PROVIDED DATA
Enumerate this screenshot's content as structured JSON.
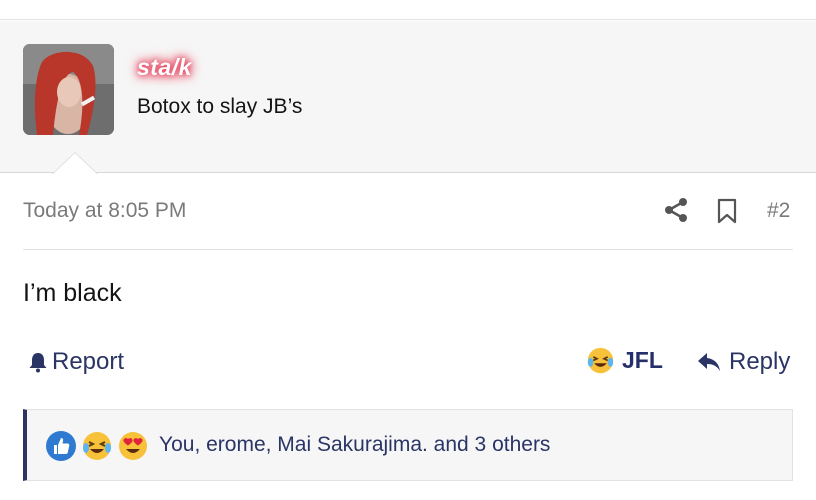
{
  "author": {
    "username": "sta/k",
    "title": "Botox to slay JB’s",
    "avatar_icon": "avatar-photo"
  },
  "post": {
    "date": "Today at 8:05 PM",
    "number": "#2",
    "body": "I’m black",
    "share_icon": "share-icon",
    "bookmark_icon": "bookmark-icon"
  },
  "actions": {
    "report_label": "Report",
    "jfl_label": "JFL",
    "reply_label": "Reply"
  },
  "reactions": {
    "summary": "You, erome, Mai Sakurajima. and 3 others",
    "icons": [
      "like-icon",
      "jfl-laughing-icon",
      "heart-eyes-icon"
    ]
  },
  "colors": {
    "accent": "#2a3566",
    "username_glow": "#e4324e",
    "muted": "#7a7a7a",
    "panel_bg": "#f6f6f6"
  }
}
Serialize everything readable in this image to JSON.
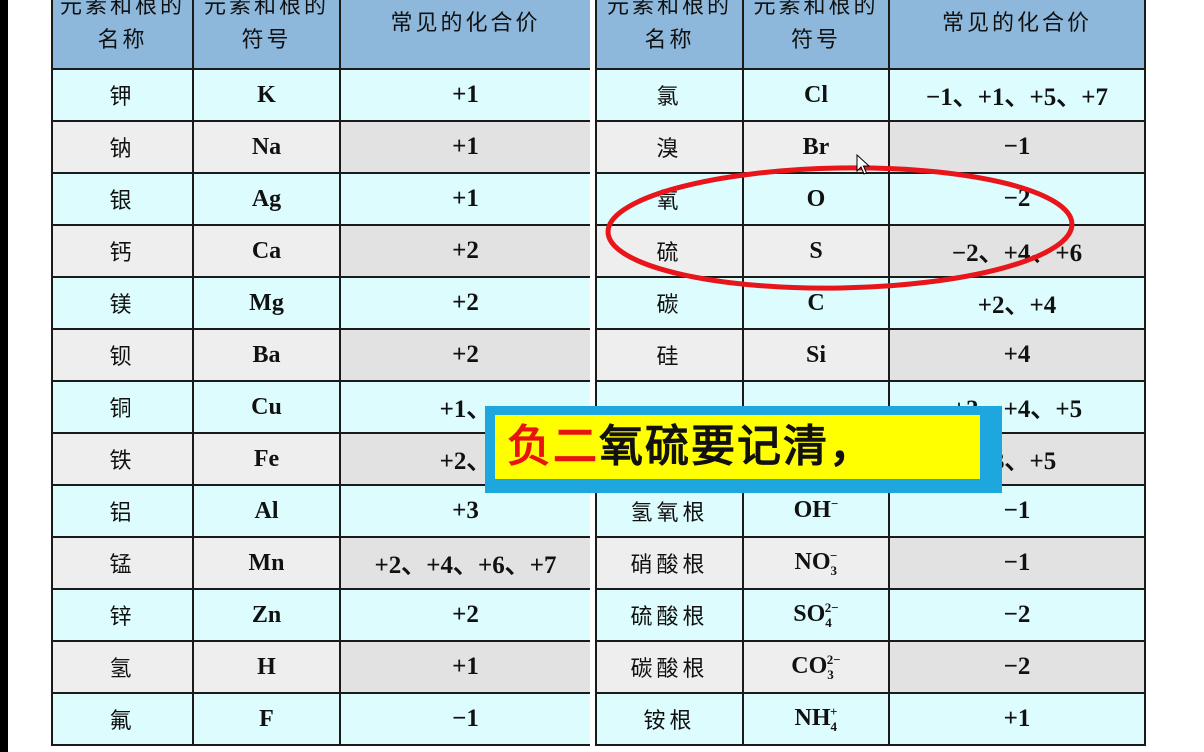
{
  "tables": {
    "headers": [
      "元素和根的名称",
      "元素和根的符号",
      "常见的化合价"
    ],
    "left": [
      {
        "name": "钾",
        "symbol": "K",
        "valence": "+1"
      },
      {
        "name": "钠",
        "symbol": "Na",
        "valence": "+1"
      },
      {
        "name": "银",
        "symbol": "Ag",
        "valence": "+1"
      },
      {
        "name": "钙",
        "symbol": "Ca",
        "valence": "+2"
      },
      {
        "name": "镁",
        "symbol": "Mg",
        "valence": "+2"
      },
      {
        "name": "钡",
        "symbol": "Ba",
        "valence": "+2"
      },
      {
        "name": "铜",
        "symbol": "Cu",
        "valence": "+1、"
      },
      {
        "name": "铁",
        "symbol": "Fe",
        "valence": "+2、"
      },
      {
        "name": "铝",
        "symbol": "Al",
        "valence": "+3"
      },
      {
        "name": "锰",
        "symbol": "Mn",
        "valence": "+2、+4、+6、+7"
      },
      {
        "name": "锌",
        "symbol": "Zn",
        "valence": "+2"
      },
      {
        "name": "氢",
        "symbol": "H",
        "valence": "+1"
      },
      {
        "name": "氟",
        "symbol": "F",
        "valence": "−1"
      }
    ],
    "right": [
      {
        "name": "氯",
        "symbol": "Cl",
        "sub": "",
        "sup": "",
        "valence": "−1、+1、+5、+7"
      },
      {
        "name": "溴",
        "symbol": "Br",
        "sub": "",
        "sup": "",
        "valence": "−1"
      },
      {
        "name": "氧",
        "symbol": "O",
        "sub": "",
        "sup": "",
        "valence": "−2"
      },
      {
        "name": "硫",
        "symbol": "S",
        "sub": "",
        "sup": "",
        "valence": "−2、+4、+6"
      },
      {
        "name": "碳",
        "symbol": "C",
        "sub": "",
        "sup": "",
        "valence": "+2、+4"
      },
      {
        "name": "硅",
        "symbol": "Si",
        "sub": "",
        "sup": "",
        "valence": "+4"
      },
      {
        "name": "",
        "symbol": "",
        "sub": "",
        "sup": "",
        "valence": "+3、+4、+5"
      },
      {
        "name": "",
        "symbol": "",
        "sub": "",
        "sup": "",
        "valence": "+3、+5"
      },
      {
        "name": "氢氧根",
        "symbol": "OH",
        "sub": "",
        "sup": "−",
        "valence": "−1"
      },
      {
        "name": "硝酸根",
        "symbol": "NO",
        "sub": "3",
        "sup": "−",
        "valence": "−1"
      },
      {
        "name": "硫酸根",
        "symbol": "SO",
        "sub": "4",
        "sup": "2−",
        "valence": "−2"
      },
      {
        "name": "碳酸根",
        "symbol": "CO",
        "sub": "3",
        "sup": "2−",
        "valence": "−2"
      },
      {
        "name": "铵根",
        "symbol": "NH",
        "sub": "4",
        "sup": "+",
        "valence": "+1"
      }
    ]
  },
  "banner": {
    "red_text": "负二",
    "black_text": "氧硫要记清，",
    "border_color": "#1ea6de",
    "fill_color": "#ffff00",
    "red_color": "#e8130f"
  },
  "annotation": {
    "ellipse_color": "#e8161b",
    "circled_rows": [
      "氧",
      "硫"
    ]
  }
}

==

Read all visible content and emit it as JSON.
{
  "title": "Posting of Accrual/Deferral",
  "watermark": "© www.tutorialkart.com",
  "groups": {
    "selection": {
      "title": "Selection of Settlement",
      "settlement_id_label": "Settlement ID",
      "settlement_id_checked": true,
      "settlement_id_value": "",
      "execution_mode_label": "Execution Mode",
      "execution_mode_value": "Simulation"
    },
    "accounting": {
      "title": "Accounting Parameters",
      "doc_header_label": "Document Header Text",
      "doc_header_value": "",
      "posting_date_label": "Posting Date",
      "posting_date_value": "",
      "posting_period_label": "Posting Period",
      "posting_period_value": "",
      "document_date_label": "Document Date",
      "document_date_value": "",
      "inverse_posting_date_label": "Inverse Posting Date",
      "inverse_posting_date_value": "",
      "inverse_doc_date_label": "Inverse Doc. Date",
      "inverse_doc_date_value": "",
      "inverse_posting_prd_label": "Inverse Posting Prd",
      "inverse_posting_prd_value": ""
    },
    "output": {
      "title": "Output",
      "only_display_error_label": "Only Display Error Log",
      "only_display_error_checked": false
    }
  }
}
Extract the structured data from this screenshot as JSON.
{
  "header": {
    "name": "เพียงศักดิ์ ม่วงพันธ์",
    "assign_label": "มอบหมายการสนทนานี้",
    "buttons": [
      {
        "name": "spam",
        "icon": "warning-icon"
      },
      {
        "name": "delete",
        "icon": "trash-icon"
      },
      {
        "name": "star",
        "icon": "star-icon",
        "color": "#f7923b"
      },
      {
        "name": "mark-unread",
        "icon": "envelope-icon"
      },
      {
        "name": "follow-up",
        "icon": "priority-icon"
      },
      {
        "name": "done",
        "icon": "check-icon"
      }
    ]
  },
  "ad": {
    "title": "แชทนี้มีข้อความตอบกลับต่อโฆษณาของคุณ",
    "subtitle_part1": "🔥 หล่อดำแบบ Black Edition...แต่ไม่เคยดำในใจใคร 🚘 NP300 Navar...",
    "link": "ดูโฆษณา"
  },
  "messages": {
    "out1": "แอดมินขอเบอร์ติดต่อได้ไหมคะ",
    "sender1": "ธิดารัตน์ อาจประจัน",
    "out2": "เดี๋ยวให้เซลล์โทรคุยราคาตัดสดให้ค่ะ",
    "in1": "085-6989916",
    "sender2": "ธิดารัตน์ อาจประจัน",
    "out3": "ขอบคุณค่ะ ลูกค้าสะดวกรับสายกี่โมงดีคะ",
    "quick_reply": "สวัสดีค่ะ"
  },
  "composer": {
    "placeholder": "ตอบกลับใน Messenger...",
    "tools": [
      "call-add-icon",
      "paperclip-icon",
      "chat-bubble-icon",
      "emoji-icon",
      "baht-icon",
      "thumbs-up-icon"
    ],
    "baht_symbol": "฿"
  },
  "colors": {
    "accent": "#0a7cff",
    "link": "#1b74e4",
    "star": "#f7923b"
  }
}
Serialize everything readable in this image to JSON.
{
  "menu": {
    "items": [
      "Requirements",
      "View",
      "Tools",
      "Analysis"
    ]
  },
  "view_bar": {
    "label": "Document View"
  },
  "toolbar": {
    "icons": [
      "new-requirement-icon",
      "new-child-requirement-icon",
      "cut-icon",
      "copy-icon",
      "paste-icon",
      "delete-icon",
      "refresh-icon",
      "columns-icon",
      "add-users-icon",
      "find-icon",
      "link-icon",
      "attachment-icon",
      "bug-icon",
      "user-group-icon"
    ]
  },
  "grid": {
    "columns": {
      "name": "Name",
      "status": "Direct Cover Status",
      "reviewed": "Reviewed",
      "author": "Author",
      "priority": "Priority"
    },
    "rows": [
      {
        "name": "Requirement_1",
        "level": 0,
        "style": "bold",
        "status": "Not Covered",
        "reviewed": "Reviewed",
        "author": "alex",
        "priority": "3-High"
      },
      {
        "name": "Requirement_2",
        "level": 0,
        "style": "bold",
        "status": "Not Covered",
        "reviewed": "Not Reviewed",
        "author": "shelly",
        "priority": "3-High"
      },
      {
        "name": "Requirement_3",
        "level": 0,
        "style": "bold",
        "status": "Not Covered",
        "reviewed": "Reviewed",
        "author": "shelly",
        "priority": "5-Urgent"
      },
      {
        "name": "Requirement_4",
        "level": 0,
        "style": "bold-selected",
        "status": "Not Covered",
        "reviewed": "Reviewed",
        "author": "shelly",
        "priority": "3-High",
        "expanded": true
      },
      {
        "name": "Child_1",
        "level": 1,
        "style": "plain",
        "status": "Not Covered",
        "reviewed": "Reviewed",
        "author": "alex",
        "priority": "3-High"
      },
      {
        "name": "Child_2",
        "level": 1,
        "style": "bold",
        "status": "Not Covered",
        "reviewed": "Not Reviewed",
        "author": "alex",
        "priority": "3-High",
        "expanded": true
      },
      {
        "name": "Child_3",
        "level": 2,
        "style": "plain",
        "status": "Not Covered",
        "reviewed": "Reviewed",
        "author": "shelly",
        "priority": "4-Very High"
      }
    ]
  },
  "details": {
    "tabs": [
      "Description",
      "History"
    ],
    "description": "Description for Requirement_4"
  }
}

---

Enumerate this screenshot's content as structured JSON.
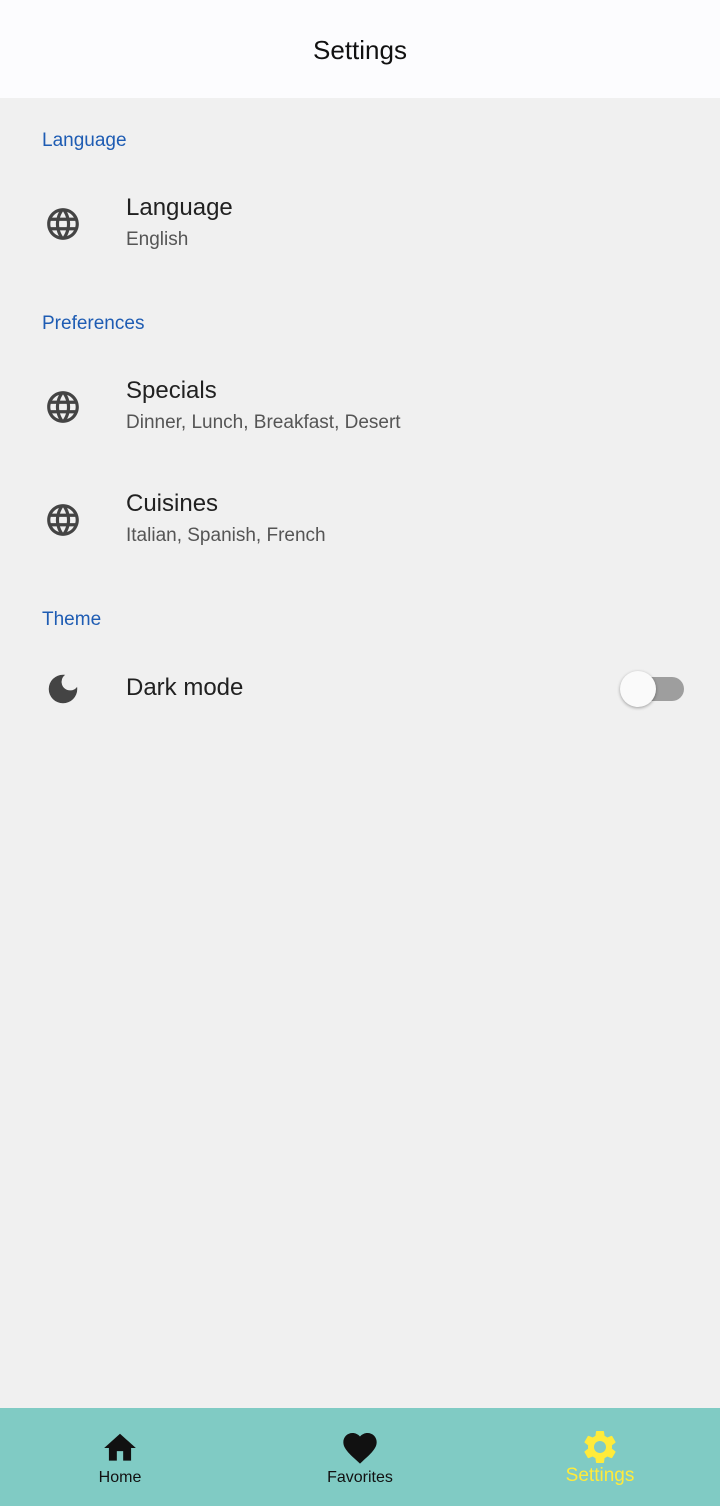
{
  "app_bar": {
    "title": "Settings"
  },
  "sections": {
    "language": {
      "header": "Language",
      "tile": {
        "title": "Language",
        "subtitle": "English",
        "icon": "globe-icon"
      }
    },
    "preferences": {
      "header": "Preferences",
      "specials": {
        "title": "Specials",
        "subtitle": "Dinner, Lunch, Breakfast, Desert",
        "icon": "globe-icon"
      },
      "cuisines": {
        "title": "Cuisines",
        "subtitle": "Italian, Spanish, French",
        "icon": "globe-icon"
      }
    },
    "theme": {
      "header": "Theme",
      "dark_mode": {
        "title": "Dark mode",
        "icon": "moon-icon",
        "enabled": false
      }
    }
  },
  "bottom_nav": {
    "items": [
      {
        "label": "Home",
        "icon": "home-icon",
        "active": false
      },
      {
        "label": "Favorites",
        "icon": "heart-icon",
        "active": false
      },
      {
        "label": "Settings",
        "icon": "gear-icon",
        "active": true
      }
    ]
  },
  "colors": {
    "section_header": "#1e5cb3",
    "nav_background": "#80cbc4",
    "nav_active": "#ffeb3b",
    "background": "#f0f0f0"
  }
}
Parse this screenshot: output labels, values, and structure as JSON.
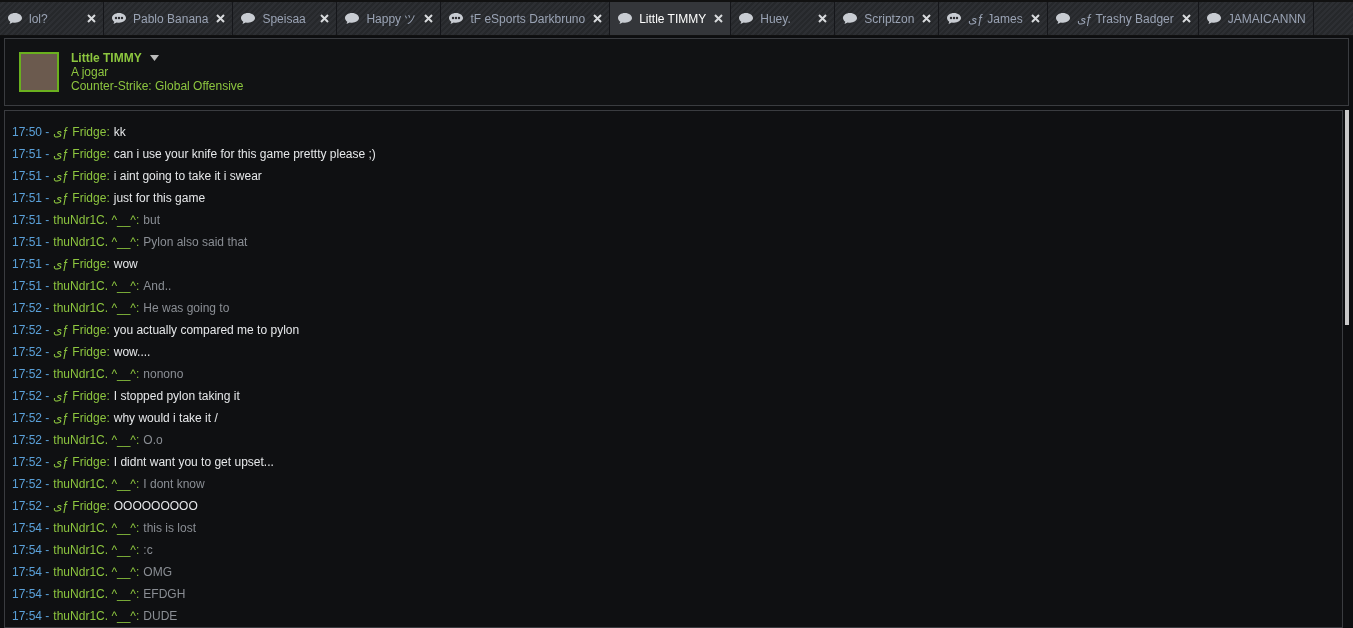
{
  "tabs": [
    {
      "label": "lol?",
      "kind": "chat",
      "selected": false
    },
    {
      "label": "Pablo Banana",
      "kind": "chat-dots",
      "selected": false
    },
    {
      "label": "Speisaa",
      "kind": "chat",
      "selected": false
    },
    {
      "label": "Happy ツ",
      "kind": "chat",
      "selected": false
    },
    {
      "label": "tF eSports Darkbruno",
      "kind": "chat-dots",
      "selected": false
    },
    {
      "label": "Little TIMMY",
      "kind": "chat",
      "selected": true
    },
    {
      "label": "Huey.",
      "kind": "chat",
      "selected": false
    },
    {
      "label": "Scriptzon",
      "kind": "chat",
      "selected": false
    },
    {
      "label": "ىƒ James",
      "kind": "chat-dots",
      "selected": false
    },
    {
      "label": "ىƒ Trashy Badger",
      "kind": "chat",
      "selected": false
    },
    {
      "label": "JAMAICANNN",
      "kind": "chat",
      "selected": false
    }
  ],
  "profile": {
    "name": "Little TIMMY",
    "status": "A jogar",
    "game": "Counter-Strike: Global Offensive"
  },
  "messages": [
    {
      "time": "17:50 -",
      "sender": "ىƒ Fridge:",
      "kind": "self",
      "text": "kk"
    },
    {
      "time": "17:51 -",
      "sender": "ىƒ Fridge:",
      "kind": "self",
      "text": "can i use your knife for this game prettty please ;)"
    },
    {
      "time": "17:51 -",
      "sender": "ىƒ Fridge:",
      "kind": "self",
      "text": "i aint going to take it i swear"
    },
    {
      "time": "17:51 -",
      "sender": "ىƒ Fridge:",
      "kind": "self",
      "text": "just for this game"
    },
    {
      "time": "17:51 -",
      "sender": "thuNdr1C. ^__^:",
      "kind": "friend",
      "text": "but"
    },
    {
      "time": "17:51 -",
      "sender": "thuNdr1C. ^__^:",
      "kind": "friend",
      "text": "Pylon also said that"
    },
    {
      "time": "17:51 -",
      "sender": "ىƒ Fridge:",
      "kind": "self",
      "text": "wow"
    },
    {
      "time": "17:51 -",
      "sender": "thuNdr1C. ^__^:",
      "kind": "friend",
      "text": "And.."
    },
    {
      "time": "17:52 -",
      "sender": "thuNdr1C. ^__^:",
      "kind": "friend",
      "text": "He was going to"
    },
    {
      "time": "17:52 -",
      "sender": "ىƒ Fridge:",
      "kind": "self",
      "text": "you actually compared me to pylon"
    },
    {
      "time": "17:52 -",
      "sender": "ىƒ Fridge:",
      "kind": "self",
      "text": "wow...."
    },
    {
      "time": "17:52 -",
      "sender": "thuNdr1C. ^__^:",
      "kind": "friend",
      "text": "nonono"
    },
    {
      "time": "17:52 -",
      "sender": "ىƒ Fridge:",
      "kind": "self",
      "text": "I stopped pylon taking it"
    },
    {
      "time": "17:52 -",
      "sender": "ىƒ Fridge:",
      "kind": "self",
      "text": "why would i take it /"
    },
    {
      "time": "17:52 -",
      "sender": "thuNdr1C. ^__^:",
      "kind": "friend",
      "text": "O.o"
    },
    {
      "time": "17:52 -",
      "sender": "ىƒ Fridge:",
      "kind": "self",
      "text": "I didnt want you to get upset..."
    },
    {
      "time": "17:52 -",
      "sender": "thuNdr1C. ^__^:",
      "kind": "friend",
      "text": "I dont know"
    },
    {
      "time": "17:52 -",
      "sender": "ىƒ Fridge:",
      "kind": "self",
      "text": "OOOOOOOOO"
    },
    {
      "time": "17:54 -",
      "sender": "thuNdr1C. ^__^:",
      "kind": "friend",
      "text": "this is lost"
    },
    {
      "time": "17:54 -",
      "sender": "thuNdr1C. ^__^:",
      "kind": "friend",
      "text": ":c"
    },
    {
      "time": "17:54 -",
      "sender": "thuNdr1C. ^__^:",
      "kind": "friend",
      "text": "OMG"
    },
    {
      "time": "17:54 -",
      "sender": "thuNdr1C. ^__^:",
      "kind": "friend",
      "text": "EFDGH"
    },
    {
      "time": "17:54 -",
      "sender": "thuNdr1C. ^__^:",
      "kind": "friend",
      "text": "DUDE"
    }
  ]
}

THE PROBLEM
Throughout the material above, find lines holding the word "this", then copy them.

SOLUTION TO THE EXERCISE
Enumerate this screenshot's content as structured JSON.
Serialize everything readable in this image to JSON.
Extract the structured data from this screenshot as JSON.
Serialize everything readable in this image to JSON.
Enumerate this screenshot's content as structured JSON.
Parse this screenshot: output labels, values, and structure as JSON.
      "text": "can i use your knife for this game prettty please ;)"
      "text": "just for this game"
      "text": "this is lost"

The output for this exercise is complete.